- Problem description -
Show, from the entries below, every line in which "JSON" appears.

BEGIN Supplied material

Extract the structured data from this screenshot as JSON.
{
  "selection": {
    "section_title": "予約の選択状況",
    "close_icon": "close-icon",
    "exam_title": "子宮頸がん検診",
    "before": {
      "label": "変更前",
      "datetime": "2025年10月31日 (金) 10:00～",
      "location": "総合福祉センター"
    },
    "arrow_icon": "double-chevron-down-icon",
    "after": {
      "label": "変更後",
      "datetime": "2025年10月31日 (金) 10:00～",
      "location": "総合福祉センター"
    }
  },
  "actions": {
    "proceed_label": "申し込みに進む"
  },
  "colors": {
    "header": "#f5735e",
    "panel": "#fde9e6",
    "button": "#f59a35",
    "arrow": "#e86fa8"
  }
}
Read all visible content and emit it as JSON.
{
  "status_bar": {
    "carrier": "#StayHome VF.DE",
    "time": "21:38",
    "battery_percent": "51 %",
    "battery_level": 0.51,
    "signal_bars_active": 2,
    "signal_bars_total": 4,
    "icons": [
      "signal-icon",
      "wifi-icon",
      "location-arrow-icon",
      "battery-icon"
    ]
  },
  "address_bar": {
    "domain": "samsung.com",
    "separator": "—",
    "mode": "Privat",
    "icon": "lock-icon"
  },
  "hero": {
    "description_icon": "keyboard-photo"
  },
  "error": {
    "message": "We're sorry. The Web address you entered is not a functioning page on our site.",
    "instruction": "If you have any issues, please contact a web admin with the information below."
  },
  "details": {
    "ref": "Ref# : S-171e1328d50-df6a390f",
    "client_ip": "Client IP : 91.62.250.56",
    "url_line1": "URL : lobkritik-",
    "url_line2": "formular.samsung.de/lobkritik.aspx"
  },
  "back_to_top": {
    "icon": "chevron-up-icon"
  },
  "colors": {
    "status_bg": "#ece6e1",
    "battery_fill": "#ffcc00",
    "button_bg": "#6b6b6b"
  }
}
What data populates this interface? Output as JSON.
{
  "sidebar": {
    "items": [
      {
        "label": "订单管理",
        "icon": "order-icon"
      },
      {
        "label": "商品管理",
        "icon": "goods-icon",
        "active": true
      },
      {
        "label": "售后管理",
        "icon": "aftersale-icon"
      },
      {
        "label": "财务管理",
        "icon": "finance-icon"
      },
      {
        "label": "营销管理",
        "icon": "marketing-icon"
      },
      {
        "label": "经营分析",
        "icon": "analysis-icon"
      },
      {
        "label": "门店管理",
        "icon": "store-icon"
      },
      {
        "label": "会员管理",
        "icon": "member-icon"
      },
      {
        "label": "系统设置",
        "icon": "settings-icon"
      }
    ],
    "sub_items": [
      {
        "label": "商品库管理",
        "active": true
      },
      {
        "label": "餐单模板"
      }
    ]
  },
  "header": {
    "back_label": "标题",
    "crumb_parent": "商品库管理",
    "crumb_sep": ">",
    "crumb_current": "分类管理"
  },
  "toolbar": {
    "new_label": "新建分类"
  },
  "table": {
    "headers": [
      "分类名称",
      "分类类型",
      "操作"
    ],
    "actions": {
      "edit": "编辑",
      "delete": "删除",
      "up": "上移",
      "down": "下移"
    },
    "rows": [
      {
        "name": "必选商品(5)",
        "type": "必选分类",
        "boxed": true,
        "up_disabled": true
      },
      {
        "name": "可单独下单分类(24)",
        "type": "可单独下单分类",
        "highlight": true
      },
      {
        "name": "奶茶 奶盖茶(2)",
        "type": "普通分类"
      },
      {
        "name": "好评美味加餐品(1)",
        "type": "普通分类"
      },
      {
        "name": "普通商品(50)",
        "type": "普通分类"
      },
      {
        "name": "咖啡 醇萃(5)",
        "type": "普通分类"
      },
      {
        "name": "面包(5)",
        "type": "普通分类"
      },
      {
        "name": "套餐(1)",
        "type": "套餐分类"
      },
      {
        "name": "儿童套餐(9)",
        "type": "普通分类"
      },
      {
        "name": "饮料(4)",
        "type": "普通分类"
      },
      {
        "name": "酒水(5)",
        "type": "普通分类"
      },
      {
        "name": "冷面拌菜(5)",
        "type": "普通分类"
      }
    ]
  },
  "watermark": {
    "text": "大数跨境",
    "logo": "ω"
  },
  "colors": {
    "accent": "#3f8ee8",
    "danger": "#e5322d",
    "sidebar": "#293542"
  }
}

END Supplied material
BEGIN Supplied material

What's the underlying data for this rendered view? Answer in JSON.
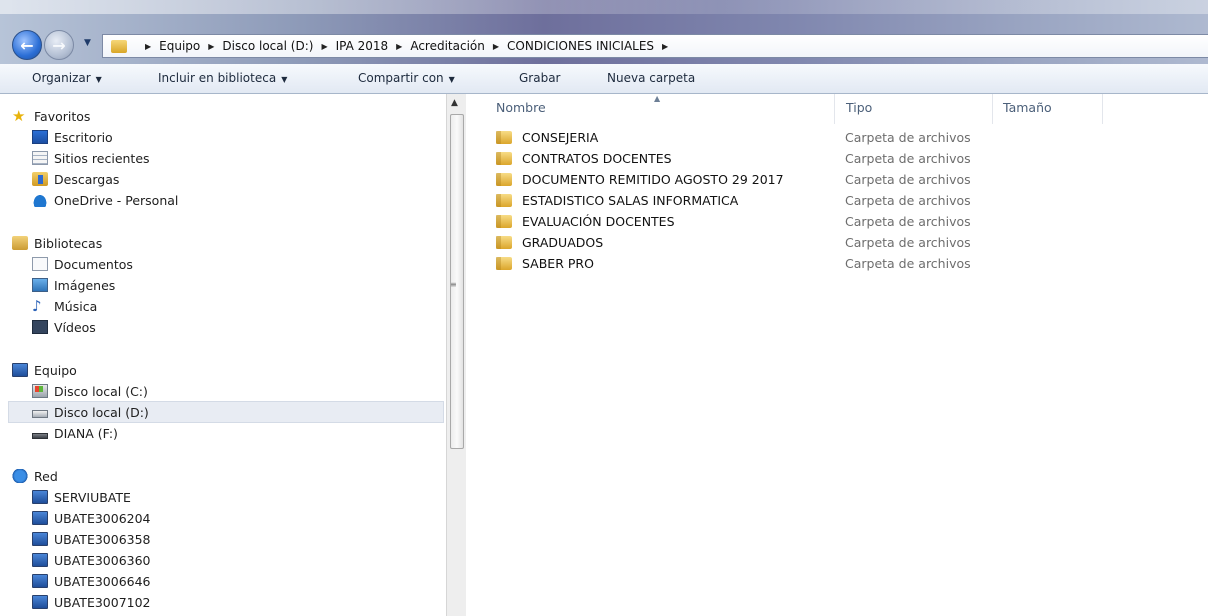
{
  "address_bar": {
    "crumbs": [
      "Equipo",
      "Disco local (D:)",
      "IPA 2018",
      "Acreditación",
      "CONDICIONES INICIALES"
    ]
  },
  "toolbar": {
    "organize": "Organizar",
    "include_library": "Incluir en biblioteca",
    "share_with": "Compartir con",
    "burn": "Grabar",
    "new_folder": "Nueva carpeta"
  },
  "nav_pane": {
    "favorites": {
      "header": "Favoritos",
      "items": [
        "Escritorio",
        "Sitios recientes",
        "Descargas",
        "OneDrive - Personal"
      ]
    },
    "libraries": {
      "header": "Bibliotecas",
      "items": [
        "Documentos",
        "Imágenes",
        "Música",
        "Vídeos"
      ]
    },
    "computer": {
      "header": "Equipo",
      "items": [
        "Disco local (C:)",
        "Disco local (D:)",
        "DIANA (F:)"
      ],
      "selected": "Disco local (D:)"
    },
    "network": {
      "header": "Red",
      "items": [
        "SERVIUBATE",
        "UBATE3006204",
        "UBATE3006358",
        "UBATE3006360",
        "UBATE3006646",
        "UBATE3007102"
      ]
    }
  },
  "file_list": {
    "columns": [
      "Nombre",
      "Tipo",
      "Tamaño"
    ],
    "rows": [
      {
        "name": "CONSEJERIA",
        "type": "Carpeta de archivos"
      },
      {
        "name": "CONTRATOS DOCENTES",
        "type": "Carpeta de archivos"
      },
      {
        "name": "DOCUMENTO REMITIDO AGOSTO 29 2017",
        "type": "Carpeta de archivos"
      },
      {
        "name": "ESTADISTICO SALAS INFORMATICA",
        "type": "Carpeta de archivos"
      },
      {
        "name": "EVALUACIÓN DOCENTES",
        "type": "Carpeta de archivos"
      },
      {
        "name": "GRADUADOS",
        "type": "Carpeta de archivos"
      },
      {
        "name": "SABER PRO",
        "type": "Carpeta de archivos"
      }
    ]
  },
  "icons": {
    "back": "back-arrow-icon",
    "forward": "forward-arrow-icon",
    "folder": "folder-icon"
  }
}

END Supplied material
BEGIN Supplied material

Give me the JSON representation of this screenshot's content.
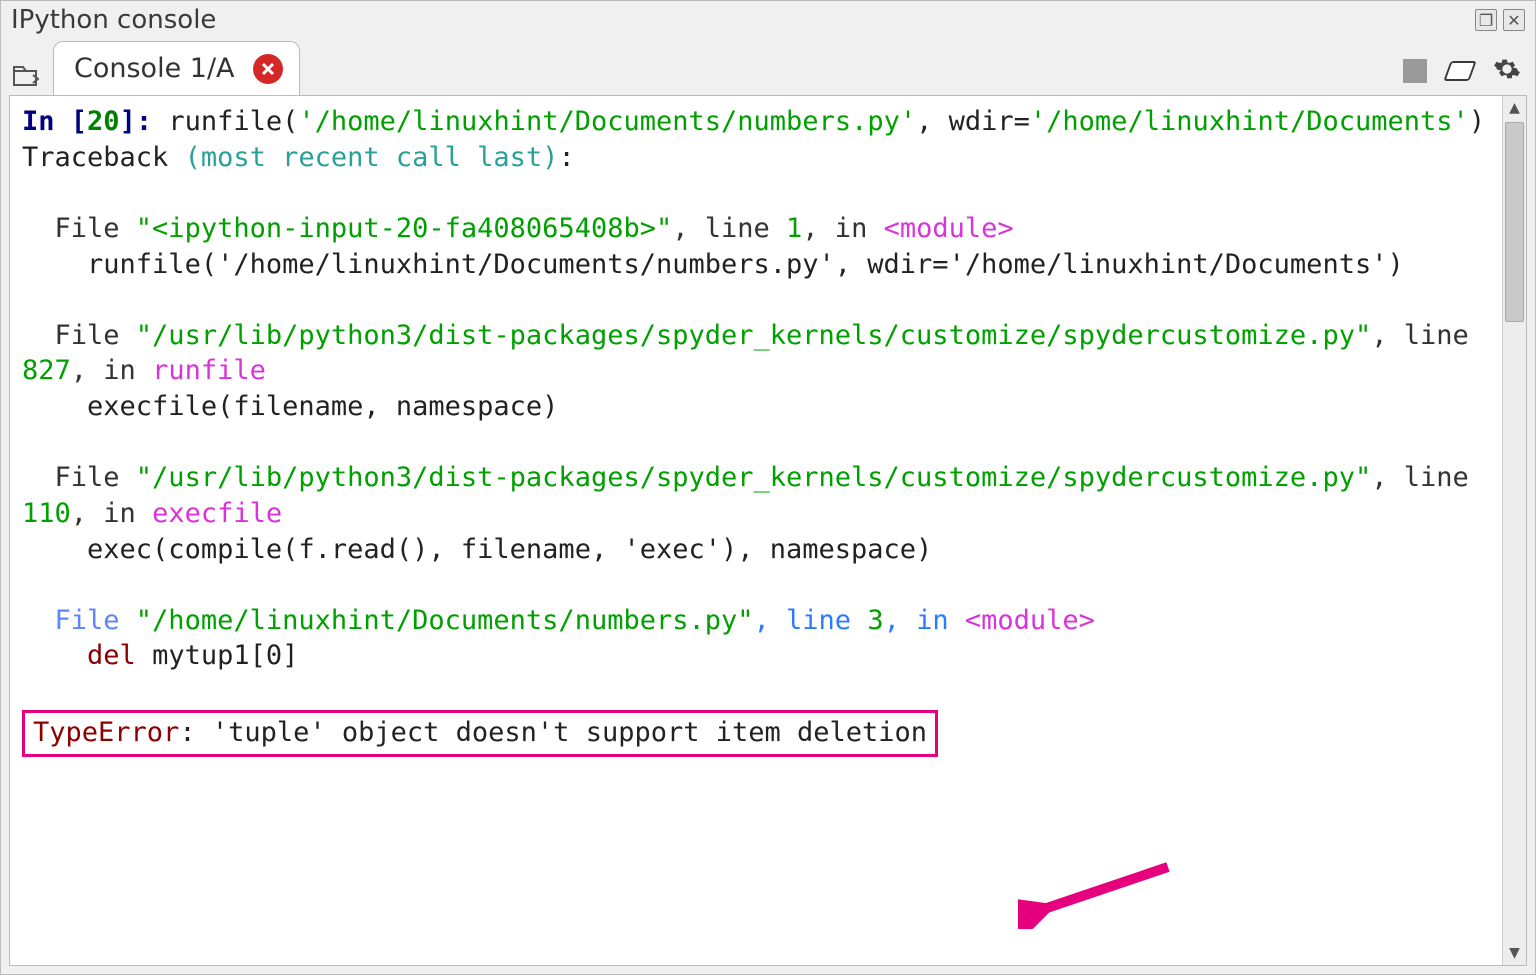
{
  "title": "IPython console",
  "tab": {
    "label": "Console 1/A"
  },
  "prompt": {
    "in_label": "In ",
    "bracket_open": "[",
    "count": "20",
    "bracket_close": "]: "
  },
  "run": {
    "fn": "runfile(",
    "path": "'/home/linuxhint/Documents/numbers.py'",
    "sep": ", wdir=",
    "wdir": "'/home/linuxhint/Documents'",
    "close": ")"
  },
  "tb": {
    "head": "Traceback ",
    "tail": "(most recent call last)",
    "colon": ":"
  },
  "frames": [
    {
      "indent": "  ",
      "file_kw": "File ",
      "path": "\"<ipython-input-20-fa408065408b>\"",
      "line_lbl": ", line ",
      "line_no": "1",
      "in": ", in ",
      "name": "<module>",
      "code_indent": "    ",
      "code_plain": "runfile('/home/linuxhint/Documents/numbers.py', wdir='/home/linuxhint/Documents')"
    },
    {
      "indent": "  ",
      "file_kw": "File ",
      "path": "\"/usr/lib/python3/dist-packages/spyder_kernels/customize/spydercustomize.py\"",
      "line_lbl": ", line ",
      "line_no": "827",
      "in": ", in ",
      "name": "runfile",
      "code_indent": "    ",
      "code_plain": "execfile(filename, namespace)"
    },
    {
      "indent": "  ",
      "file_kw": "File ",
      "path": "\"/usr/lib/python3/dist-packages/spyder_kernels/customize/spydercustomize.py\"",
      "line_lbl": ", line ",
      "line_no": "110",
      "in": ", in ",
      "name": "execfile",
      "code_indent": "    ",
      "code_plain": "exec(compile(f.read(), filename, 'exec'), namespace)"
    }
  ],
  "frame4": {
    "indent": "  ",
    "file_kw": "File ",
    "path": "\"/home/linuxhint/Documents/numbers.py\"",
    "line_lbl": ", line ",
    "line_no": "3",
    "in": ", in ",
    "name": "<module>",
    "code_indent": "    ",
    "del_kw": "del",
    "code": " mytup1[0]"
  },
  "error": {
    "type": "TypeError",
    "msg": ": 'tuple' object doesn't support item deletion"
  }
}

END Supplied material

- Your response -
Extract the structured data from this screenshot as JSON.
Read all visible content and emit it as JSON.
What data populates this interface? Output as JSON.
What's the underlying data for this rendered view? Answer in JSON.
Give me the JSON representation of this screenshot's content.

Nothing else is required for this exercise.